There Are No Libertarians in a Bank Failure

The collapse of the Silicon Valley Bank may be a bigger deal than I first realized. As I live far from Silicon Valley I had never heard of this bank before. Here’s a basic explanation of what happened:

On Friday, regulators took over Silicon Valley Bank, a 40-year-old institution known for lending to tech startups, seizing all deposits. Earlier in the week the company had announced emergency measures in order to preserve its liquidity, leading to a customer bank run. On Friday, the Federal Deposit Insurance Corporation took control of the insolvent bank. CNBC called it “the largest U.S. banking failure since the 2008 financial crisis and the second-largest ever.” Thousands of tech companies are now scrambling to figure out what this means for their future. The bank liked to brag that nearly half of all venture-capital funded startups had accounts there. $250,000 is insured by the F.D.I.C. But that’s not much of a comfort to a company like Roku, the creator of a popular digital media player, which had nearly $500 million in the bank, according to an SEC filing.

On the other hand, a company called CAMP that sells toys and play spaces used it for a sales promo:

l hope CAMP gets its money back. Here’s some more background:

The regulation that was put in place for the nation’s biggest banks after the financial crisis includes stringent capital requirements, which means they must have a certain amount of reserves for moments of crisis, as well as stipulations about how diversified their businesses must be.

But Silicon Valley Bank and others its size do not have the same regulatory oversight. In 2018, President Donald J. Trump signed a bill that lessened scrutiny for many regional banks. Silicon Valley Bank’s chief executive, Greg Becker, was a strong supporter of the move. Among other things, it changed requirements for the amount of cash that these banks had to keep on their balance sheets to protect against shocks.

The financial sector guys cannot learn. They always think they’re smarter than the last financial sector guys who screwed up and caused a meltdown. But they aren’t. Anyway, I understand the fallout of this on other financial institutions has been mixed.

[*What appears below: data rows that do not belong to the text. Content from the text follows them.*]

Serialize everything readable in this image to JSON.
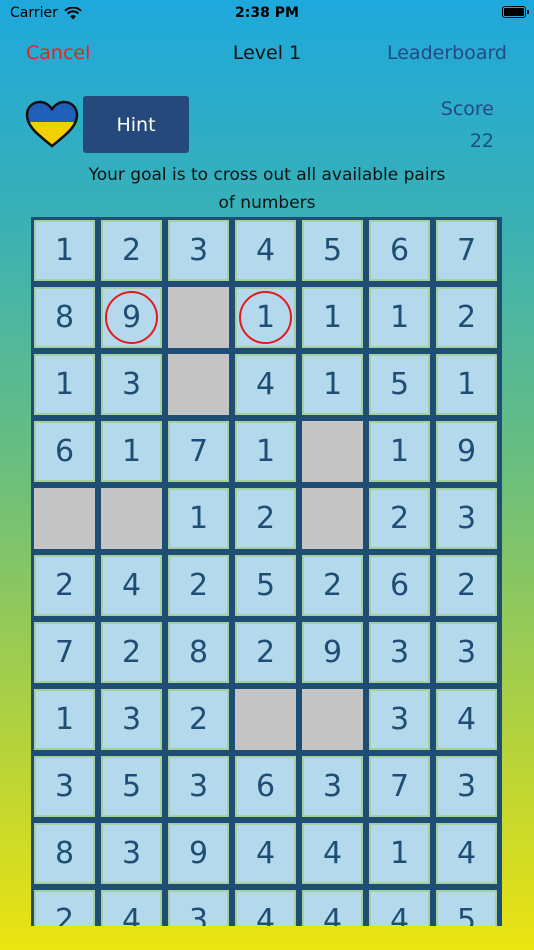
{
  "status_bar": {
    "carrier": "Carrier",
    "time": "2:38 PM"
  },
  "nav": {
    "cancel": "Cancel",
    "title": "Level 1",
    "leaderboard": "Leaderboard"
  },
  "hint_label": "Hint",
  "score": {
    "label": "Score",
    "value": "22"
  },
  "goal_line1": "Your goal is to cross out all available pairs",
  "goal_line2": "of numbers",
  "colors": {
    "cancel": "#e8231e",
    "accent": "#234b80",
    "hint_bg": "#24497a",
    "cell": "#b5d9ec",
    "empty_cell": "#c4c4c4",
    "selection": "#e51a1a",
    "flag_blue": "#1f5fb8",
    "flag_yellow": "#f5d000"
  },
  "grid": {
    "rows": [
      [
        "1",
        "2",
        "3",
        "4",
        "5",
        "6",
        "7"
      ],
      [
        "8",
        "9",
        "",
        "1",
        "1",
        "1",
        "2"
      ],
      [
        "1",
        "3",
        "",
        "4",
        "1",
        "5",
        "1"
      ],
      [
        "6",
        "1",
        "7",
        "1",
        "",
        "1",
        "9"
      ],
      [
        "",
        "",
        "1",
        "2",
        "",
        "2",
        "3"
      ],
      [
        "2",
        "4",
        "2",
        "5",
        "2",
        "6",
        "2"
      ],
      [
        "7",
        "2",
        "8",
        "2",
        "9",
        "3",
        "3"
      ],
      [
        "1",
        "3",
        "2",
        "",
        "",
        "3",
        "4"
      ],
      [
        "3",
        "5",
        "3",
        "6",
        "3",
        "7",
        "3"
      ],
      [
        "8",
        "3",
        "9",
        "4",
        "4",
        "1",
        "4"
      ],
      [
        "2",
        "4",
        "3",
        "4",
        "4",
        "4",
        "5"
      ]
    ],
    "selected": [
      [
        1,
        1
      ],
      [
        1,
        3
      ]
    ]
  }
}
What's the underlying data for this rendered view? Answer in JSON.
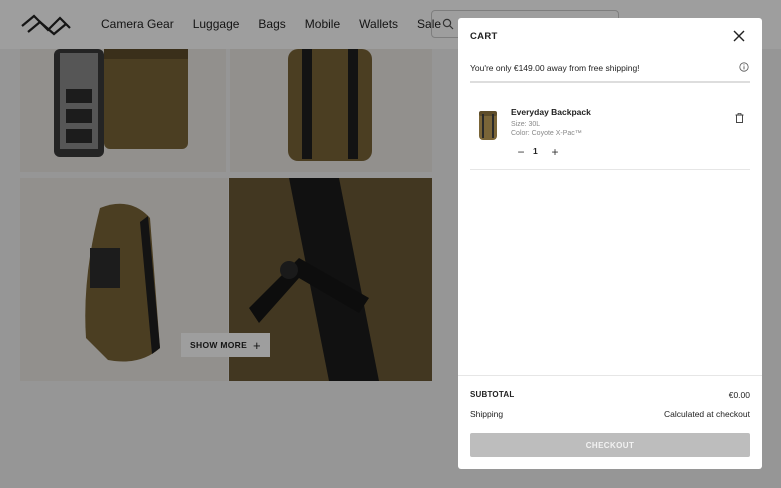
{
  "header": {
    "nav": [
      "Camera Gear",
      "Luggage",
      "Bags",
      "Mobile",
      "Wallets",
      "Sale"
    ],
    "search_placeholder": ""
  },
  "gallery": {
    "show_more_label": "SHOW MORE",
    "show_more_icon": "+"
  },
  "cart": {
    "title": "CART",
    "shipping_note": "You're only €149.00 away from free shipping!",
    "item": {
      "name": "Everyday Backpack",
      "size": "Size: 30L",
      "color": "Color: Coyote X-Pac™",
      "quantity": "1",
      "minus": "−",
      "plus": "+"
    },
    "subtotal_label": "SUBTOTAL",
    "subtotal_value": "€0.00",
    "shipping_label": "Shipping",
    "shipping_value": "Calculated at checkout",
    "checkout_label": "CHECKOUT"
  },
  "colors": {
    "overlay": "#00000061",
    "checkout_disabled": "#bdbdbd",
    "product_coyote": "#7a6538"
  }
}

Word is that Peter Thiel had many millions in Silicon Valley Bank but pulled it all out last week at the first sign of trouble, and that’s what precipitated the run on the bank.

Matt Levine writes at Bloomberg that part of SVB’s problem was that it had a lot of its assets in fixed-rate bonds rather than in loans, which means rising interest rates really messed it up. The bank was buying fixed-rate bonds with money on deposit because the tech startup companies it catered to had lots of cash from equity investors and didn’t need loans. I’m sure that’s an oversimplification of the situation, but that’s how I understand it. Banks usually profit from higher interest rates, because they raise the interest rates on loans. But SVB was stuck with long-term fixed-rate bonds, and the market rate of the bonds was going down. At the same time, the startup clients were withdrawing deposits to keep their companies afloat during a slow time for IPOs.

Anyway, on Wednesday the bank sold almost all of its securities, some $21 billion worth, at a $1.8 billion loss. Then the bank tried to sell $2.25 billion in new shares, but failed. Then Theil pulled his money out and told all his clients to pull their money out. SVB was done for.

There’s been much snickering about all the Silicon Valley libertarians who hate government regulation but now want the feds to bail out Silicon Valley Bank. Just as there are no atheists in a foxhole, perhaps there are no libertarians in a bank failure.